I like the Coburn plan also cutting 9 trillion , But if they wont vote on the cut,cap and balance plan in the senate there's no chance of the Coburn bill getting thru either.

theonedru
07-23-2011, 11:58 AM
Its crazy how retarded politicians are, here in Seattle they are like " We have a billion shortfall but we have 30 million set aside for road work.." If your a billion in the hole you dont have $ for squat people. if thi is how politicians think we are in huge huge trouble.

VIVA LA REVOLUTION before its too late people

duane1969
07-23-2011, 09:43 PM
I'd be interested in seeing your info. It doesn't seem to be that way with what I've read in ohio. Just because they are not state certified doesn't mean they are not qualified IMO.

The data that I have access to is not something that I can share and keep my job.

I agree, state qualification does not, by itself, indicate a good teacher. It indicates an understanding of the concepts of cross-curriculum teaching, learning styles, learning disabilities and how to teach children with learning disabilities, how to develop a lesson plan that addresses different learning styles while still adhering to teaching standards, understanding development stages and behavioral aspects (Piaget vs. Vygotsky vs. BF Skinner, etc.) and how that impacts a child's ability to learn...not to mention an in-depth knowledge of the curriculum itself.
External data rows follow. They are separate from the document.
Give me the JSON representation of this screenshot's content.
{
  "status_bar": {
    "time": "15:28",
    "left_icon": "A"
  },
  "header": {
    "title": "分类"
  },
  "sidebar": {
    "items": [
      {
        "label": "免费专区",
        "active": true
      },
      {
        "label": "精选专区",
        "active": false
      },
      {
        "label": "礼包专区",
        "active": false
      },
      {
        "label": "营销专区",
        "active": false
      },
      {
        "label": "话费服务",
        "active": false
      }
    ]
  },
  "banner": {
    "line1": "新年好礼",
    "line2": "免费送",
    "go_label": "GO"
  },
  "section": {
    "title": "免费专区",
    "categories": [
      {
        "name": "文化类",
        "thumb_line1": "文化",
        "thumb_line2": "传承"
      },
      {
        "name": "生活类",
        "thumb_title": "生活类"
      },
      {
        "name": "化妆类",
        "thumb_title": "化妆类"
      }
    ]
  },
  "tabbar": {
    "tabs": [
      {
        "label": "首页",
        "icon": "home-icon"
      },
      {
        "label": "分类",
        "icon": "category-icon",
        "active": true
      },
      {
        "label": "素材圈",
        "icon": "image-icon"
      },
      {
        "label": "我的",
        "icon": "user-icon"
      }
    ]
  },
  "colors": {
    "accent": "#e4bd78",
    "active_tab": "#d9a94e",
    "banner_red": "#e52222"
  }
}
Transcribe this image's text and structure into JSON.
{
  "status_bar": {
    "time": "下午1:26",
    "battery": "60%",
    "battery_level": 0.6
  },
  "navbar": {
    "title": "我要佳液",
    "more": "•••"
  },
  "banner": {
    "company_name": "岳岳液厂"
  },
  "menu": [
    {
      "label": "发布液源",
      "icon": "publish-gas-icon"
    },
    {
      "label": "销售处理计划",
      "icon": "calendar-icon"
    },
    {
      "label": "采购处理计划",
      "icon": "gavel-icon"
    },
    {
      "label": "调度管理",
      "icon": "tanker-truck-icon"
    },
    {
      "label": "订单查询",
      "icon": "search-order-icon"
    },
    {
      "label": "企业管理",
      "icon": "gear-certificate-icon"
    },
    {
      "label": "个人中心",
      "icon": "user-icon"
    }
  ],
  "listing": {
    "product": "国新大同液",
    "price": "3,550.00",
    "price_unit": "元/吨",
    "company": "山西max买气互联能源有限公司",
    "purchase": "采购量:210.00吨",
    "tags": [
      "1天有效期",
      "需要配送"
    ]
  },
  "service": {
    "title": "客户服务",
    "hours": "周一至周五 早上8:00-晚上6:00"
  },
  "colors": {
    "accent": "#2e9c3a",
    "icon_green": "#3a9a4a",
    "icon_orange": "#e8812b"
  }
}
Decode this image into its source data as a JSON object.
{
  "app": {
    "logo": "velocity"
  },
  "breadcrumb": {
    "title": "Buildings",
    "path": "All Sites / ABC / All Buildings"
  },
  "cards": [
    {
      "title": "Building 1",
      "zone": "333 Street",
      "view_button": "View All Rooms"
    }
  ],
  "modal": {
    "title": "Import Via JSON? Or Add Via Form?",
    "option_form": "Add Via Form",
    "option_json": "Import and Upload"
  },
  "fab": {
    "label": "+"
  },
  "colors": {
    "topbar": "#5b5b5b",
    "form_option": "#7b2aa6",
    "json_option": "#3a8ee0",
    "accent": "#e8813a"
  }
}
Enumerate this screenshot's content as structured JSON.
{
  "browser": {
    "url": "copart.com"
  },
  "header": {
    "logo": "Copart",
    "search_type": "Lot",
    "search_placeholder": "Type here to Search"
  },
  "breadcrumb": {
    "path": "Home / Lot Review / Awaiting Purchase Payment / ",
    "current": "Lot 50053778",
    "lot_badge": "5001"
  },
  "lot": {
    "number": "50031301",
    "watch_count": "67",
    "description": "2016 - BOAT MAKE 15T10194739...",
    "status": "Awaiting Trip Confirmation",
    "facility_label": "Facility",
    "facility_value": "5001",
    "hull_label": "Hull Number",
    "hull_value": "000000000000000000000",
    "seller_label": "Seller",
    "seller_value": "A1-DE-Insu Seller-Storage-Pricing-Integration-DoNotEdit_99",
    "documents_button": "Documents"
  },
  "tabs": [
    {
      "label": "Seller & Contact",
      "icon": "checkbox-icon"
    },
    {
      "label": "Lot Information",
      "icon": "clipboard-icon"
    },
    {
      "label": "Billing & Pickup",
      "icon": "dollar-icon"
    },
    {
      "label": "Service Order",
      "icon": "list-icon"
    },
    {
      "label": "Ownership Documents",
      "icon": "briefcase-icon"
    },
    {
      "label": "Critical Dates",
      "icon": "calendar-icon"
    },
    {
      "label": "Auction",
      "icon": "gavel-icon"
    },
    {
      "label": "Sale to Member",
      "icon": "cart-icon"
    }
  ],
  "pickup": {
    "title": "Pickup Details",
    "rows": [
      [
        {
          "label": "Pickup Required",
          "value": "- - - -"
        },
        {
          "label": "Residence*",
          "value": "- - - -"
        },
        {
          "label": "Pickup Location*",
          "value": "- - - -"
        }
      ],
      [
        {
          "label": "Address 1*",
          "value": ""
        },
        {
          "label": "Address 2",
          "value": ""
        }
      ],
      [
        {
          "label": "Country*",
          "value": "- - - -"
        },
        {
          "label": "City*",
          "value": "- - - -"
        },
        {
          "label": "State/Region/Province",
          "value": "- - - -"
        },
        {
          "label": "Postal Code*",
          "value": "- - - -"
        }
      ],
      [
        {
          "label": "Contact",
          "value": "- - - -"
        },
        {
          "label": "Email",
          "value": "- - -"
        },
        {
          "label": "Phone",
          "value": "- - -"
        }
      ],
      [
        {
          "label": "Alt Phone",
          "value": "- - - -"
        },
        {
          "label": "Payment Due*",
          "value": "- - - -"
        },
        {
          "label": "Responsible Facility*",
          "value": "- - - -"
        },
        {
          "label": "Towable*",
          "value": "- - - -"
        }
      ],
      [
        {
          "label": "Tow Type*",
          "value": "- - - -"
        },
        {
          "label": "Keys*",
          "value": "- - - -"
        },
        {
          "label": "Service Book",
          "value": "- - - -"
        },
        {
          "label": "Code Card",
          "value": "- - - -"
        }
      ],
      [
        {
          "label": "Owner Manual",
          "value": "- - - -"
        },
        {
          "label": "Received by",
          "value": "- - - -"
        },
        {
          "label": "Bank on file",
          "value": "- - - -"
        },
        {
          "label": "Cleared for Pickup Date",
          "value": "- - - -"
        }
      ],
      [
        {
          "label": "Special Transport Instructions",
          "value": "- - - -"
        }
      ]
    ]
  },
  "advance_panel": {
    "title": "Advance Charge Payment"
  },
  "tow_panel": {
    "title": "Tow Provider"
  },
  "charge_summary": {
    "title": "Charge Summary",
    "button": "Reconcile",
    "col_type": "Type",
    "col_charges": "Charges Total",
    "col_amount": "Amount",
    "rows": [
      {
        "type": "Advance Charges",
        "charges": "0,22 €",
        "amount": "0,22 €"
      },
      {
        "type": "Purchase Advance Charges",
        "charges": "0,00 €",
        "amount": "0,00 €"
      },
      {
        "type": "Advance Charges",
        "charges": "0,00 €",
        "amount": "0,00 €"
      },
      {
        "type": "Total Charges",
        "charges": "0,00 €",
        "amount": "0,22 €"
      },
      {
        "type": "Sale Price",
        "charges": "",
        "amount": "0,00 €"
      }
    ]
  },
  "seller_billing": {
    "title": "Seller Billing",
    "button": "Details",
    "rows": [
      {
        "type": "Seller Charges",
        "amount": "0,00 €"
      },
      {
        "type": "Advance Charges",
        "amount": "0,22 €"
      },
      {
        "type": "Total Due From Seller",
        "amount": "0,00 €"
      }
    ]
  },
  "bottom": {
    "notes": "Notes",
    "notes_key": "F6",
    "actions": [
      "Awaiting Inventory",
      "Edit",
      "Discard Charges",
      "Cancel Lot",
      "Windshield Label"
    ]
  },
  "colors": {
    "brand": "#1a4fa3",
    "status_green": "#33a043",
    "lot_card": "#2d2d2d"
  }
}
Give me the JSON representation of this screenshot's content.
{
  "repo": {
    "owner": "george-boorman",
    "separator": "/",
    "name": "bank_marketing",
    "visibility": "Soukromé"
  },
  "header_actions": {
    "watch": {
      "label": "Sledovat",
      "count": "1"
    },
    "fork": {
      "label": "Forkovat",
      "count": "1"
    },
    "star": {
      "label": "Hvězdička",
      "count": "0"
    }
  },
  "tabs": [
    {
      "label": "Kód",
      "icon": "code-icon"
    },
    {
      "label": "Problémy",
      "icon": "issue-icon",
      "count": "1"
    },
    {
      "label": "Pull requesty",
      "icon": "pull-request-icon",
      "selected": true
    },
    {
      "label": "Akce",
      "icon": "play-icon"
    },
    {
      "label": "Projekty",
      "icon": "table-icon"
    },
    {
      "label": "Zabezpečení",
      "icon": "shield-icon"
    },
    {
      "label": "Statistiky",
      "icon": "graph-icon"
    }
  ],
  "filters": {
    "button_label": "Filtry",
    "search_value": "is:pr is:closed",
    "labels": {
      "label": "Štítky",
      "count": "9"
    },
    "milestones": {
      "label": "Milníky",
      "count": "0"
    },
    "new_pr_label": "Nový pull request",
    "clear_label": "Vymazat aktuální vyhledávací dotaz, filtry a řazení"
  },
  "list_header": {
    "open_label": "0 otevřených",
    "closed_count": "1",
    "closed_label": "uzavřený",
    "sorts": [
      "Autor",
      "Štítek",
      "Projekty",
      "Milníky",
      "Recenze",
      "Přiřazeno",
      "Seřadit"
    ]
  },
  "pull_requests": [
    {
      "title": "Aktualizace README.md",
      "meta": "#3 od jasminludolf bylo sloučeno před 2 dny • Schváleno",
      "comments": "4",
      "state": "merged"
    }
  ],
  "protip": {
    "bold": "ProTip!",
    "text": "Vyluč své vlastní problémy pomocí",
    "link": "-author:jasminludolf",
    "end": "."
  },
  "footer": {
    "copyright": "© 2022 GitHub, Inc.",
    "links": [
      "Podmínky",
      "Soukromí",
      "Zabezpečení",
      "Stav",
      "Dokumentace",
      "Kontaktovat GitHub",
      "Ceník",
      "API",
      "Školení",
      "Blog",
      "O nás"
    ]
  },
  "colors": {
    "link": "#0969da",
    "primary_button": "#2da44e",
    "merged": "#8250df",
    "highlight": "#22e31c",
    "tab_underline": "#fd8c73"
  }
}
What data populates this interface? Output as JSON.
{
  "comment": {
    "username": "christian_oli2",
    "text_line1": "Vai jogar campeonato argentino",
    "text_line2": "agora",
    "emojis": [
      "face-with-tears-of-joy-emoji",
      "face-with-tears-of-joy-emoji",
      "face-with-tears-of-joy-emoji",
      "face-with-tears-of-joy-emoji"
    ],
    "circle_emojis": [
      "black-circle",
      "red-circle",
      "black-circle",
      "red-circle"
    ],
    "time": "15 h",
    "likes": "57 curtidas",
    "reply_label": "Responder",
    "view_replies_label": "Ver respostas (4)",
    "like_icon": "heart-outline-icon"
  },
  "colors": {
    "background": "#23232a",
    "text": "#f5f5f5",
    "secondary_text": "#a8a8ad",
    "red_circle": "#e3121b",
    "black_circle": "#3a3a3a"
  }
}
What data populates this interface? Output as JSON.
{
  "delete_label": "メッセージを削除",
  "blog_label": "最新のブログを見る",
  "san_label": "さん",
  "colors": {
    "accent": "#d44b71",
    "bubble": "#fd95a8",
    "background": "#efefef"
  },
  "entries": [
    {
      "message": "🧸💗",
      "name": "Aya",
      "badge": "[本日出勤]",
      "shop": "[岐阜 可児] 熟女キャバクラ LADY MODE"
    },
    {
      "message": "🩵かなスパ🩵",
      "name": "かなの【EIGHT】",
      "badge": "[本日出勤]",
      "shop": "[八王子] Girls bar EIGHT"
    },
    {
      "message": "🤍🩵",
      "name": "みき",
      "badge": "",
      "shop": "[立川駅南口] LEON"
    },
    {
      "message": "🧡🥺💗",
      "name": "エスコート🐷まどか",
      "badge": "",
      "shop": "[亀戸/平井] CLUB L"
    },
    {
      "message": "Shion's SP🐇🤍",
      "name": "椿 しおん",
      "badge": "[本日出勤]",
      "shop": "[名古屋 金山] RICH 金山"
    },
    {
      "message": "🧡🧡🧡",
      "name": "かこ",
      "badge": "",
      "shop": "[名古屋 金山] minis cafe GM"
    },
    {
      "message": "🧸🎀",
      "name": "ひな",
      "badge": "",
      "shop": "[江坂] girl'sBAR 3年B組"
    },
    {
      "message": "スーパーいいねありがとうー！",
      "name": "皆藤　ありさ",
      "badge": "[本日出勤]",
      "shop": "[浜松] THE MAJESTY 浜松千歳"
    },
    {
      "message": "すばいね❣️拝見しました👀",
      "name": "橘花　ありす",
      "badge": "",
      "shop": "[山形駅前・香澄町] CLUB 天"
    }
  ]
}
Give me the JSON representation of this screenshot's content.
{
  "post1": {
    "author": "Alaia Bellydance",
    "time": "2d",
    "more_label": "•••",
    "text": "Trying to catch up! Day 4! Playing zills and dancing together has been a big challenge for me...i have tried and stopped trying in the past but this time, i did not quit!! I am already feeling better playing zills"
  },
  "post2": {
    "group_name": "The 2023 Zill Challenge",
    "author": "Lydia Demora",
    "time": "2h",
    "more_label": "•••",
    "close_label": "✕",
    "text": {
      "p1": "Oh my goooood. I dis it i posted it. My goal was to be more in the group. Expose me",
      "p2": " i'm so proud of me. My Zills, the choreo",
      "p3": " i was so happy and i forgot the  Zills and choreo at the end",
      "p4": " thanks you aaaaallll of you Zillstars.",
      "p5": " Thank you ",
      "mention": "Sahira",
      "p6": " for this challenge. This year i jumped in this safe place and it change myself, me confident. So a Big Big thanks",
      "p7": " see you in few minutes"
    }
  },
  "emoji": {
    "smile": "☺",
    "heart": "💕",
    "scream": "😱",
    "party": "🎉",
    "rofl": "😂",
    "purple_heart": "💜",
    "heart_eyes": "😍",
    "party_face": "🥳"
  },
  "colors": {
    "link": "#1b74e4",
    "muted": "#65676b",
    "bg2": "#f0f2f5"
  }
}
Being knowledgable about a subject does not equate to being a good teacher. There is a lot more that goes into being a teacher than just knowing biology or math. Things like methodology, lesson development, learning concepts and understanding how to effectively implement technology into the classroom are things that the average lay-person simply can not "just know" and content knowledge can not replace that.

duane1969
07-23-2011, 09:46 PM
Its crazy how retarded politicians are, here in Seattle they are like " We have a billion shortfall but we have 30 million set aside for road work.." If your a billion in the hole you dont have $ for squat people. if thi is how politicians think we are in huge huge trouble.

VIVA LA REVOLUTION before its too late people

Unfortunately politicians do not see a lack of money as a good reason to quit spending it. Common sense and logic are removed at all political swearing in ceremonies...